• **Interface dataset entries**:
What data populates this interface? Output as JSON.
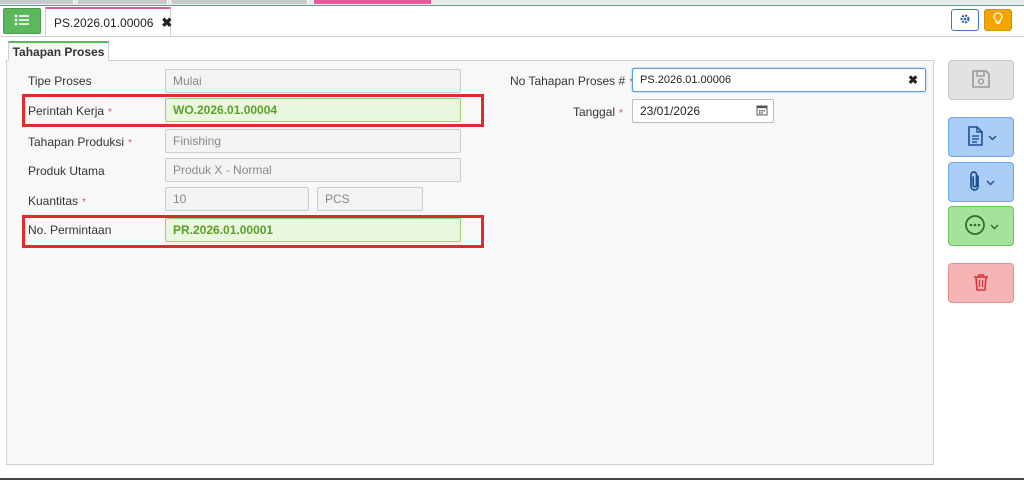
{
  "accent_color": "#e8579a",
  "header": {
    "menu_icon": "list-icon",
    "document_tab": {
      "title": "PS.2026.01.00006",
      "close_icon": "close-icon"
    },
    "settings_icon": "gear-icon",
    "tips_icon": "lightbulb-icon"
  },
  "panel": {
    "tab_label": "Tahapan Proses"
  },
  "form": {
    "tipe_proses": {
      "label": "Tipe Proses",
      "value": "Mulai"
    },
    "perintah_kerja": {
      "label": "Perintah Kerja",
      "required": "*",
      "value": "WO.2026.01.00004"
    },
    "tahapan_produksi": {
      "label": "Tahapan Produksi",
      "required": "*",
      "value": "Finishing"
    },
    "produk_utama": {
      "label": "Produk Utama",
      "value": "Produk X - Normal"
    },
    "kuantitas": {
      "label": "Kuantitas",
      "required": "*",
      "value": "10",
      "unit": "PCS"
    },
    "no_permintaan": {
      "label": "No. Permintaan",
      "value": "PR.2026.01.00001"
    },
    "no_tahapan_proses": {
      "label": "No Tahapan Proses #",
      "required": "*",
      "value": "PS.2026.01.00006"
    },
    "tanggal": {
      "label": "Tanggal",
      "required": "*",
      "value": "23/01/2026"
    }
  },
  "actions": {
    "save_icon": "save-icon",
    "document_icon": "document-icon",
    "attachment_icon": "paperclip-icon",
    "more_icon": "more-icon",
    "delete_icon": "trash-icon",
    "colors": {
      "save": "#e2e2e2",
      "document": "#a9cdf5",
      "more": "#a6e39a",
      "delete": "#f7b4b4"
    }
  }
}
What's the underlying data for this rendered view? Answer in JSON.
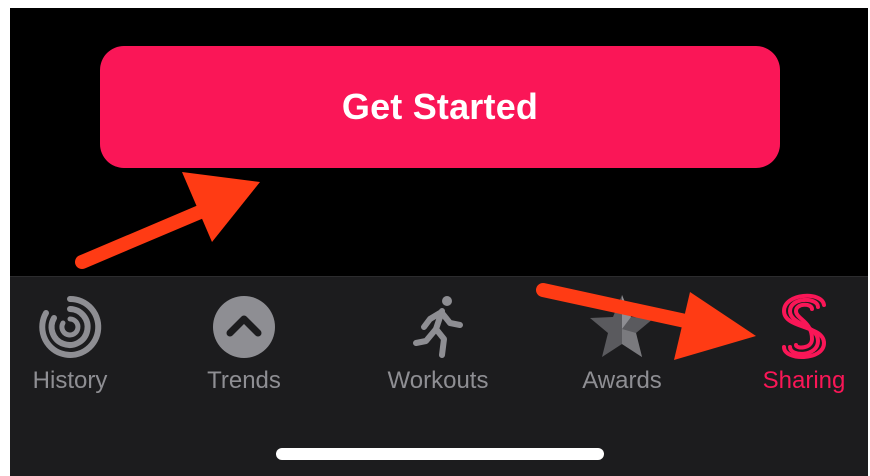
{
  "cta": {
    "label": "Get Started"
  },
  "tabbar": {
    "tabs": [
      {
        "label": "History",
        "icon": "history-rings-icon",
        "active": false
      },
      {
        "label": "Trends",
        "icon": "trends-chevron-up-icon",
        "active": false
      },
      {
        "label": "Workouts",
        "icon": "running-figure-icon",
        "active": false
      },
      {
        "label": "Awards",
        "icon": "star-award-icon",
        "active": false
      },
      {
        "label": "Sharing",
        "icon": "sharing-s-icon",
        "active": true
      }
    ]
  },
  "colors": {
    "accent": "#fa1657",
    "background": "#000000",
    "tabbar": "#1c1c1e",
    "inactive": "#8e8e93",
    "annotation_arrow": "#ff3b14"
  }
}
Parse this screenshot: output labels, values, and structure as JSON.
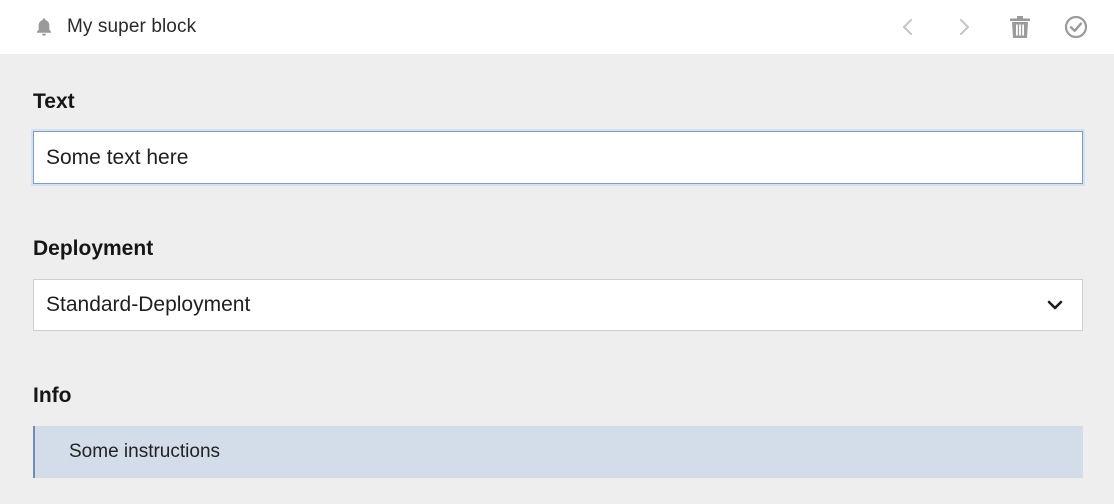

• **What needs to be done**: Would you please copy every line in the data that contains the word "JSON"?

• **Output of the exercise**:
What data populates this interface? Output as JSON.
What's the underlying data for this rendered view? Answer in JSON.
Parse this screenshot: output labels, values, and structure as JSON.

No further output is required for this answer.